Why Do Some Knowledge Graph Answers Have a Source And Others Don’t?

Google has long been committed to increasing the quality of search for its users. None more so than the “Quick Answer” boxes that sometimes show at the top of Google Search Results. Although this is great news for users, getting what they want much quicker, it is not the best news for publishers.

For example if you run an SEO Blog and write up a very detailed explanation of what SEO is, you can miss out on traffic as Google very succinctly sums things up on their knowledge graph box at the top of the page. See below:

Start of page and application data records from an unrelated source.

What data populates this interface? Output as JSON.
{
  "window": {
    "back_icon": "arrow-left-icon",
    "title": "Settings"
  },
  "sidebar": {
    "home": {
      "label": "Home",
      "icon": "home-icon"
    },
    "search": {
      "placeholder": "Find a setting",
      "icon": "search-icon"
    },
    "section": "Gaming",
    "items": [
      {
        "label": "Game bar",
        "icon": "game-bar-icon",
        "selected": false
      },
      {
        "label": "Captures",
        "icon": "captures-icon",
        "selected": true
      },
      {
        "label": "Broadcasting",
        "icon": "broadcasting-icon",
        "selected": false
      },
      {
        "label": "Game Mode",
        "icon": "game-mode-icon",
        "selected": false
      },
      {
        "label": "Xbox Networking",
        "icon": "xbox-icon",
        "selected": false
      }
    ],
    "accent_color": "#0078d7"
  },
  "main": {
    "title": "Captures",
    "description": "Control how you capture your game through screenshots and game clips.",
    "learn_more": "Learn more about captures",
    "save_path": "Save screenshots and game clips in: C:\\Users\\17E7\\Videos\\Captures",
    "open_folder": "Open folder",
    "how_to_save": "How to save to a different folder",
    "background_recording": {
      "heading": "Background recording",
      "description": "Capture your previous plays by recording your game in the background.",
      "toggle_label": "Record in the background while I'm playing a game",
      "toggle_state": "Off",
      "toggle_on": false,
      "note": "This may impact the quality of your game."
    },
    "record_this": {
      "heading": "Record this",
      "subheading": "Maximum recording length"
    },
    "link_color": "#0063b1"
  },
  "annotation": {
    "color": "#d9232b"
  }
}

As you can see in this box, the above is used to show a generic definition of SEO and a link to Wikipedia for those looking to secure more information on the subject. Now this is great if your blog used as the source and will no doubt add a fair amount of traffic to your blog.

But what about other queries? Such as “How old is Boris Johnson?”. Take a look below:


As you can see, the Google Knowledge Graph box is used again and his age is displayed. What you’ll also notice is that no source is given? Why?

Well according to Google, Boris Johnson’s age is “Basic Factual Information” so doesn’t really warrant a source. But SEO is deemed as “not widely known information” so requires a source. This also occurs when “relevant snippets are shown from a website”.

There are very few exempt cases, but with Apple launching their new iPhone 6 this week, Google credited the Apple website directly after receiving certain information about the phones from their rival.

Have you seen any cases like this before?

Blog Post by: Greg McVey